Also, if there’s no vacuum breaker in that shell, add one. When the steam condenses, it shrinks. If air can’t get back in because the air vents are still closed on temperature, the condensate won’t drain from the exchanger. This can lead to water hammer damage to the heat exchanger’s tube bundle.

‘I Have One Word For You, Benjamin. Plastics!’

A story I thought you might like. I work for a major plumbing supply house in northern New Jersey. This job permits me to see and hear some of the best industry talk around. One day, a contractor came in and said to me, “You gotta hear this story!” He bid on a steam boiler replacement for some lady. The lady told him, “No thanks. Goodbye.”

But then she called him back a week later in a panic. “You gotta come right away!” she says. When he gets to the job and goes down the basement he walks right into a steam bath! There was steam and condensate everywhere and the pipes were sagging like wet noodles. He shut the boiler off right away, of course. It seems that whoever piped the boiler did it in PVC pipe! PVC pipe on a steam boiler!

The contractor asked the lady why she hadn’t used him instead of the other guy. She could have gotten the job done right the first time around. Now she was going to have to hire him after she had already paid the other guy. “But the other guy was a thousand dollars cheaper than you,” she said.

”Lady ... didn’t you ever stop to wonder why?” the contractor asked.

Dan replies: And people accuse me of making this stuff up. I couldn’t possibly make this stuff up. And as long as guys like you keep writing to me, I won’t have to!

Father Of The Bride

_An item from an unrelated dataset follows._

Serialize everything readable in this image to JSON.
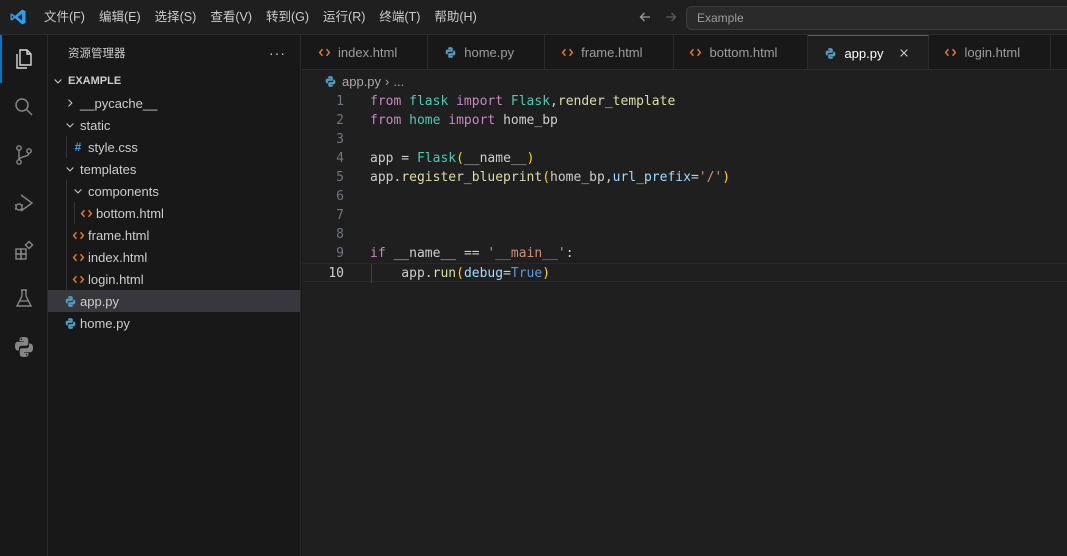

You got me, Dan! I remodeled my kitchen (because my youngest daughter is getting married), and I decided to install radiant heat instead of a kick-space heater. It worked like a charm. It is quiet. It heats the room without anyone knowing that it’s even there. However, I can now understand why some contractors don’t want to install it. There are too many options, and they have to get involved with other construction trades, which may make them nervous. They have to become carpenters (or at least lay out the job for the carpenters!) They also have to know how to do masonry work. These are limiting factors for many P&H guys. They either don’t want more work, or don’t understand that they can get paid for this work.

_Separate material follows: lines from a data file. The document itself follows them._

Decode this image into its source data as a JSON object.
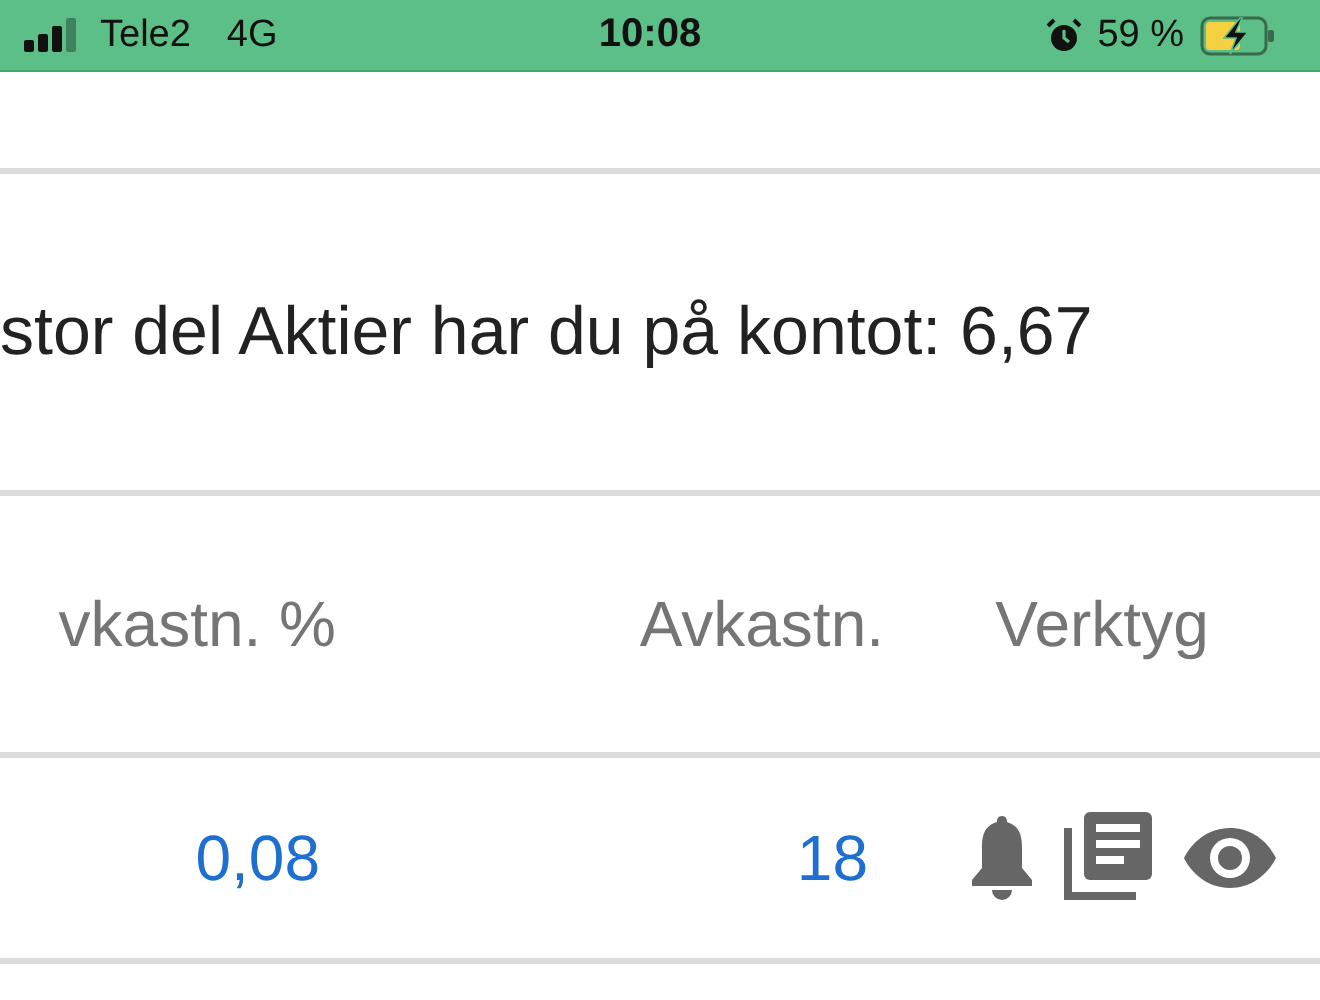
{
  "status_bar": {
    "carrier": "Tele2",
    "network": "4G",
    "time": "10:08",
    "battery": "59 %"
  },
  "summary": "stor del Aktier har du på kontot: 6,67",
  "table": {
    "columns": [
      "vkastn. %",
      "Avkastn.",
      "Verktyg"
    ],
    "rows": [
      {
        "cells": [
          "0,08",
          "18"
        ]
      }
    ]
  }
}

I used the Comfort Panel system, where you nail down 1/2–inch plywood panels that are grooved to accept the tubing. The finished floor goes over the panel (I was putting down a new floor anyway). This installation method is a lot easier than staple-up.

Dan, since you are all-wise in these matters, I do have one question. What does remodeling the kitchen have to do with my daughter getting married? My wife says that this is just the way it is, but I still don’t understand.

Dan replies: I hear lots of good things about those panels. I’m glad you gave radiant a try, and I hear what you’re saying about the other trades. There will always be contractors who resist change, but that only means there’s going to be more opportunity for the ones who choose to grow.

As for the women, don’t try to figure them out.